    Economists use models whose micro-level specifications are unrealistic (their agents do not behave as humans are observed to) and hence fail (2) but also fail to predict *unknown* data (hence fails 1). Thus they fail as either explanatory or predictive models. They save face by testing their micro-unrealistic models using in-sample/out-of-sample and pretend this is good enough. This scandal of economic modelling has allowed them to fool themselves that they are making progress. Basically they are bad science dressed up as hard science.

    [Mature science connects 1 and 2, but this is not necessary for some good science]

    • davetaylor1
      November 14, 2013 at 10:12 pm

      Bruce, I’m not sure what “The article …” here refers to, and I cannot relate your (1) and (2) to what I see in Lars’ extract on Basic Assumptions or indeed anywhere in the full Kirman/Helbing paper. Is it a reaction to anything I wrote about explanation? I’d be obliged if you would give us a clearer lead, since this is potentially a constructive discussion. Are we at cross purposes on science: my interest being in theory generation and design of practical applications via paradigms of method, and yours in the testing phases?

      For my part I would like to clarify my objection to the direction of (as against much admirable and constructive detail in) the K/H paper. I am not objecting to “Rethinking Economics USING Complexity Theory” (for indeed the authors use it to characterise very helpfully some issues and possible resolutions in the current state of our economies), but to rethinking it AS a complex system. That is to see [or model] economies in general as generators of chaos, which (unhelpfully) can be true even when their proper or necessary function is coordinating the regeneration and distribution of goods and services.

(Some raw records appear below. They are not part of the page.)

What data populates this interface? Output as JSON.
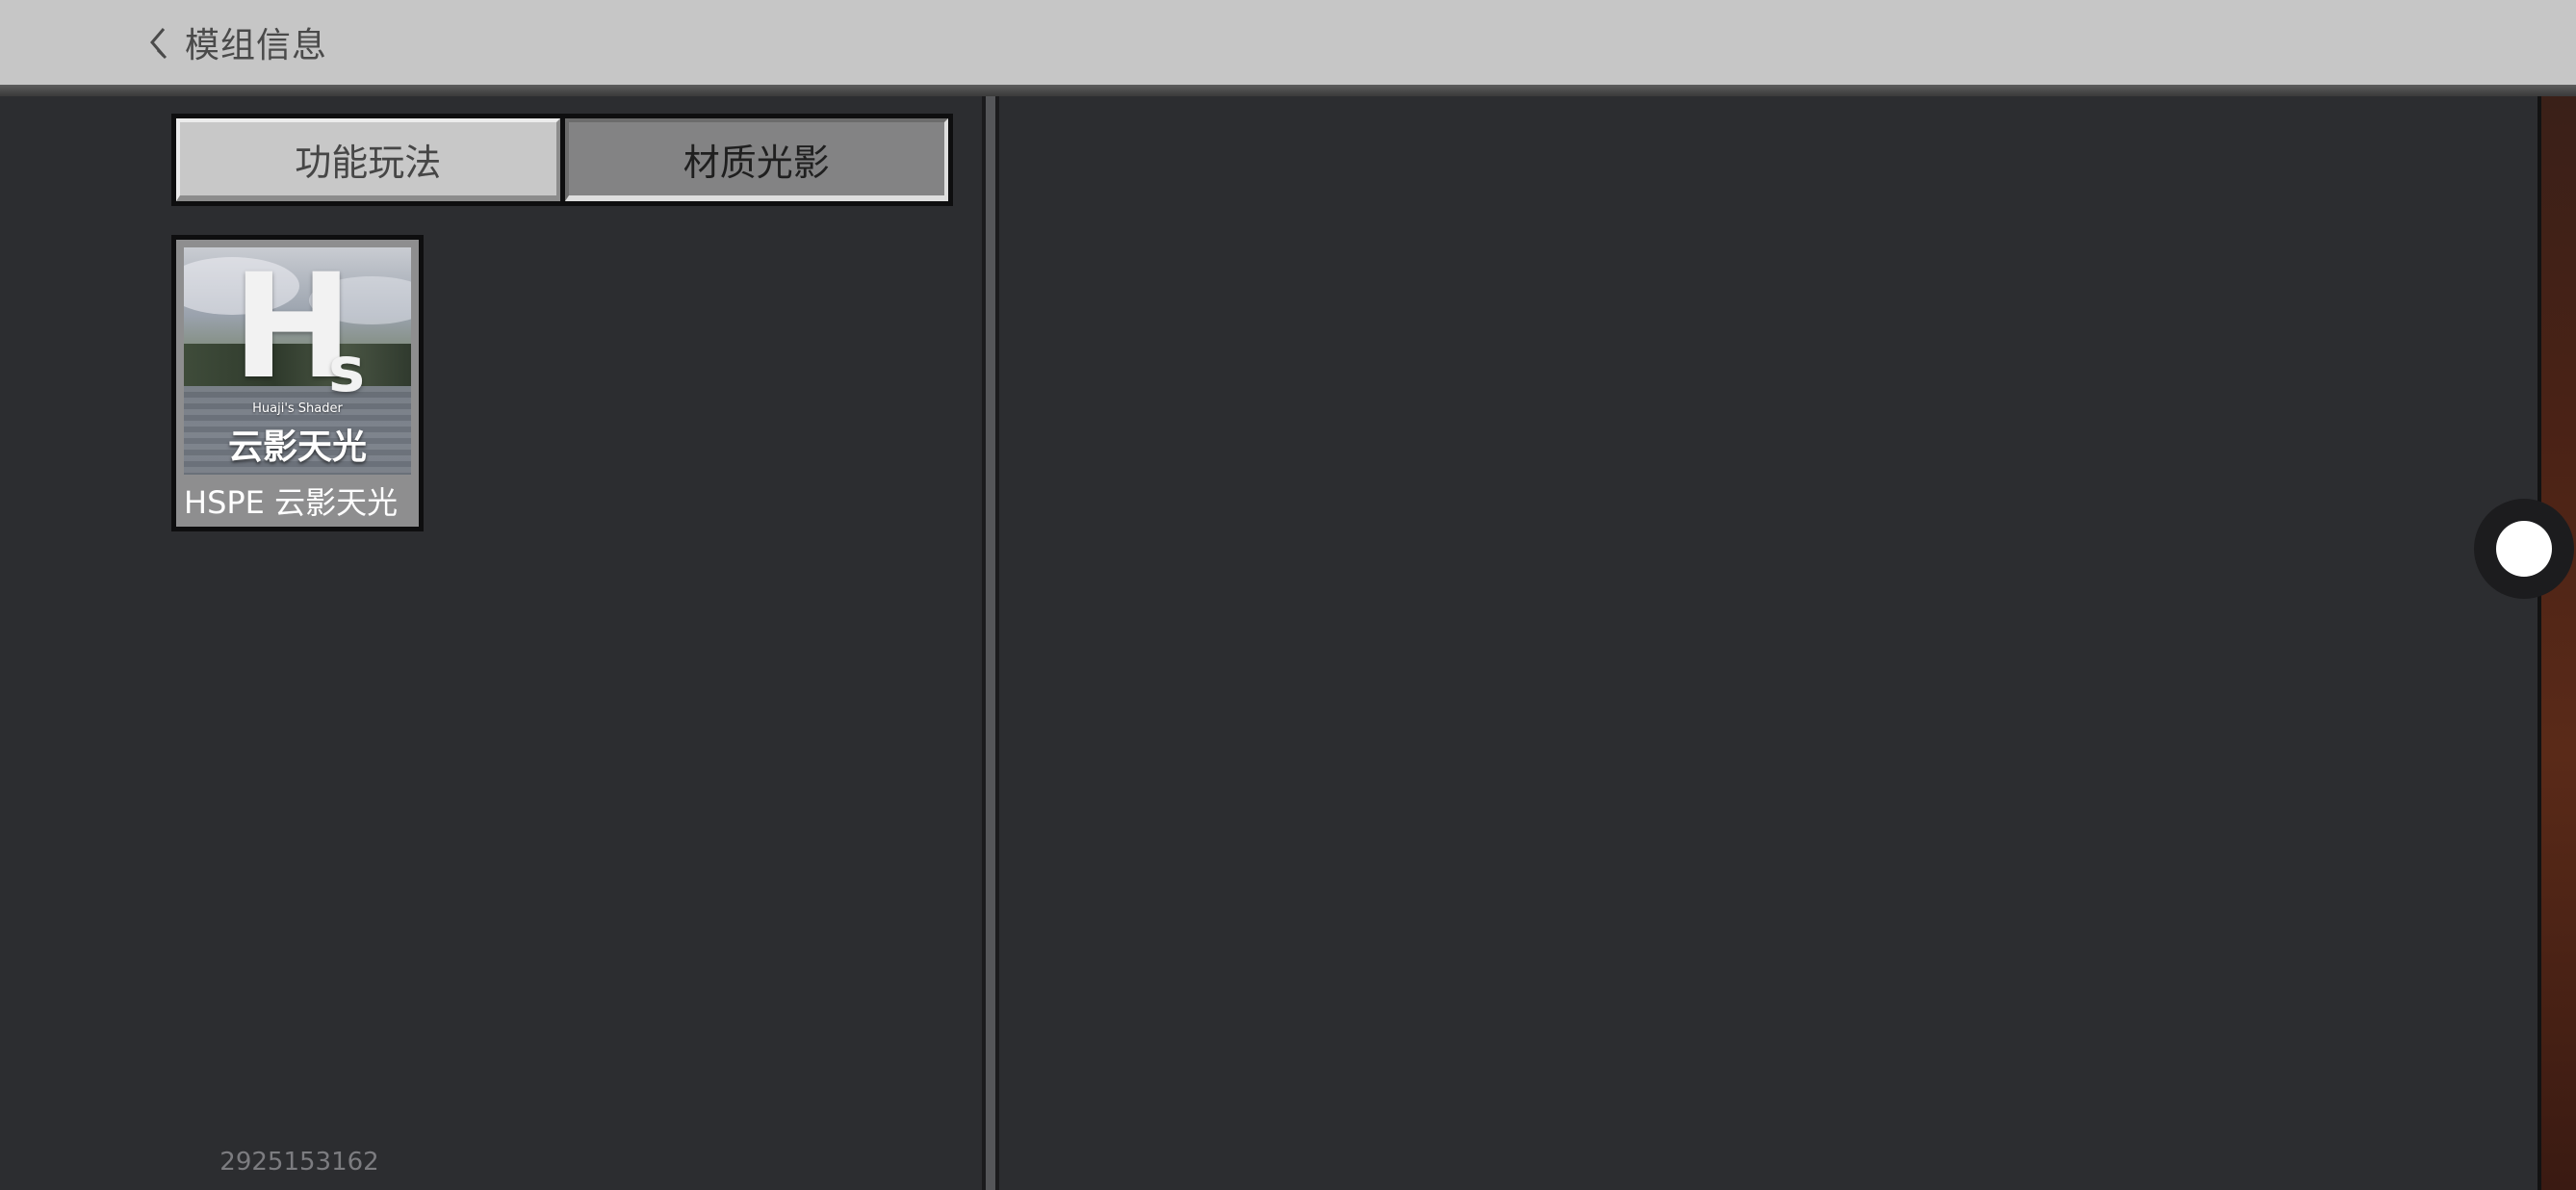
{
  "header": {
    "back_icon": "chevron-left-icon",
    "title": "模组信息"
  },
  "tabs": [
    {
      "label": "功能玩法",
      "state": "inactive"
    },
    {
      "label": "材质光影",
      "state": "active"
    }
  ],
  "mods": [
    {
      "thumbnail": {
        "logo_main": "H",
        "logo_sub": "s",
        "tagline": "Huaji's Shader",
        "title_cn": "云影天光"
      },
      "name": "HSPE 云影天光"
    }
  ],
  "footer": {
    "id": "2925153162"
  },
  "colors": {
    "topbar": "#c6c6c6",
    "background": "#2c2d30",
    "tab_inactive": "#c8c8c8",
    "tab_active": "#838384"
  }
}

  1. No trackbacks yet.

Leave a Reply

Fill in your details below or click an icon to log in:

WordPress.com Logo

You are commenting using your WordPress.com account. Log Out /  Change )

Google photo

You are commenting using your Google account. Log Out /  Change )

Twitter picture

You are commenting using your Twitter account. Log Out /  Change )

Facebook photo

You are commenting using your Facebook account. Log Out /  Change )

Connecting to %s

This site uses Akismet to reduce spam. Learn how your comment data is processed.